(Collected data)
"""

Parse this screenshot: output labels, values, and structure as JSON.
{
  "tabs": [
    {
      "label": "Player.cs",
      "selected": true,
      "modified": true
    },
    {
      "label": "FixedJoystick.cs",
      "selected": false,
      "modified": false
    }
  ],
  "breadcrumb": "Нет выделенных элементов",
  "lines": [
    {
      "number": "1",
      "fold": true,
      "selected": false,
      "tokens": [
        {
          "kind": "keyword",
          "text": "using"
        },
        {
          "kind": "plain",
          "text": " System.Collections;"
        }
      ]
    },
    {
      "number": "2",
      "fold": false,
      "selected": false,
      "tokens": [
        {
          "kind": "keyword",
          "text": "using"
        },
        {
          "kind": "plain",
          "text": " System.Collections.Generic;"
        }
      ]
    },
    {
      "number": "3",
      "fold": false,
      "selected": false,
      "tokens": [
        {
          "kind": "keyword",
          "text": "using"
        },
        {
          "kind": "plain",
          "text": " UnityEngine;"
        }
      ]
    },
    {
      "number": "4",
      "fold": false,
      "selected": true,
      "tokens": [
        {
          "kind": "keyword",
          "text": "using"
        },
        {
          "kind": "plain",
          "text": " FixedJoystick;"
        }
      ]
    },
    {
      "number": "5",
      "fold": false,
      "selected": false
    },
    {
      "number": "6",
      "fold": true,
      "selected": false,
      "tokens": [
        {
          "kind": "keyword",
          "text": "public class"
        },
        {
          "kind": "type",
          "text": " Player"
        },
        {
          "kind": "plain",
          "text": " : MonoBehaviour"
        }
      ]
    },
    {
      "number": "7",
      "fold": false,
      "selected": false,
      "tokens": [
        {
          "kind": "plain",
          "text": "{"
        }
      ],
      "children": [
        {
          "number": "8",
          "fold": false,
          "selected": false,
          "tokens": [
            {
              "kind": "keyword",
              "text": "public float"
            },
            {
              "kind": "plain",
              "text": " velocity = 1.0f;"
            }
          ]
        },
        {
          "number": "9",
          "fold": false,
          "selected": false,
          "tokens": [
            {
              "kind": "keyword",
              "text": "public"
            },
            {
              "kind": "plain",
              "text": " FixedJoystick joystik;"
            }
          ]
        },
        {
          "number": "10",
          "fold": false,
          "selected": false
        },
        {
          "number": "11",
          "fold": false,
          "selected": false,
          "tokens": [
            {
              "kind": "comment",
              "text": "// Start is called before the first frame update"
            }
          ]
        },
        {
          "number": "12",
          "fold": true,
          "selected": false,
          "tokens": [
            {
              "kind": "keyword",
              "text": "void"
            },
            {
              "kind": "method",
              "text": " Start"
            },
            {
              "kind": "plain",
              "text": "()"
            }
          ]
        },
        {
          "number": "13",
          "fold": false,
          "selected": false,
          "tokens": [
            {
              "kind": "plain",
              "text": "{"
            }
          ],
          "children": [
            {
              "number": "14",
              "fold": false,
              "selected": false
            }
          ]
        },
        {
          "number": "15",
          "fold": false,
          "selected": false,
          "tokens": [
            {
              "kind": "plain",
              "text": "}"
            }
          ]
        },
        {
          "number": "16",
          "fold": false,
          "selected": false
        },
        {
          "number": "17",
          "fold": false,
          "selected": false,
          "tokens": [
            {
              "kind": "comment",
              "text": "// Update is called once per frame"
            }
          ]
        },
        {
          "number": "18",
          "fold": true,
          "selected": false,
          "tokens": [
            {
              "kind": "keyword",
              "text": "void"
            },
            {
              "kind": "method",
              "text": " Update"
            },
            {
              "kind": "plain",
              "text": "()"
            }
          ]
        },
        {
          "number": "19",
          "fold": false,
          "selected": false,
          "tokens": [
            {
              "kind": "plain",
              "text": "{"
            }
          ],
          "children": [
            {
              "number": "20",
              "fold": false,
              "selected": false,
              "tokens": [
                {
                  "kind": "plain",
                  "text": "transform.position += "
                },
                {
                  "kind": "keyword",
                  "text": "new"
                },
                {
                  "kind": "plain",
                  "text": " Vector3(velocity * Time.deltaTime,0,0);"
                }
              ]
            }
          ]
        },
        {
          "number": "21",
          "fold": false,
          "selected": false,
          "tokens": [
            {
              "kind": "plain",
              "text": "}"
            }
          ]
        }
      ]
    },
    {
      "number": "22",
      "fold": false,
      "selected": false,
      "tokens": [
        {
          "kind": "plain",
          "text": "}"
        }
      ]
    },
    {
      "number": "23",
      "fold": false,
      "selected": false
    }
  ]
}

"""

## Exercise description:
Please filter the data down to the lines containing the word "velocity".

## Completed task:
              "text": " velocity = 1.0f;"
                  "text": " Vector3(velocity * Time.deltaTime,0,0);"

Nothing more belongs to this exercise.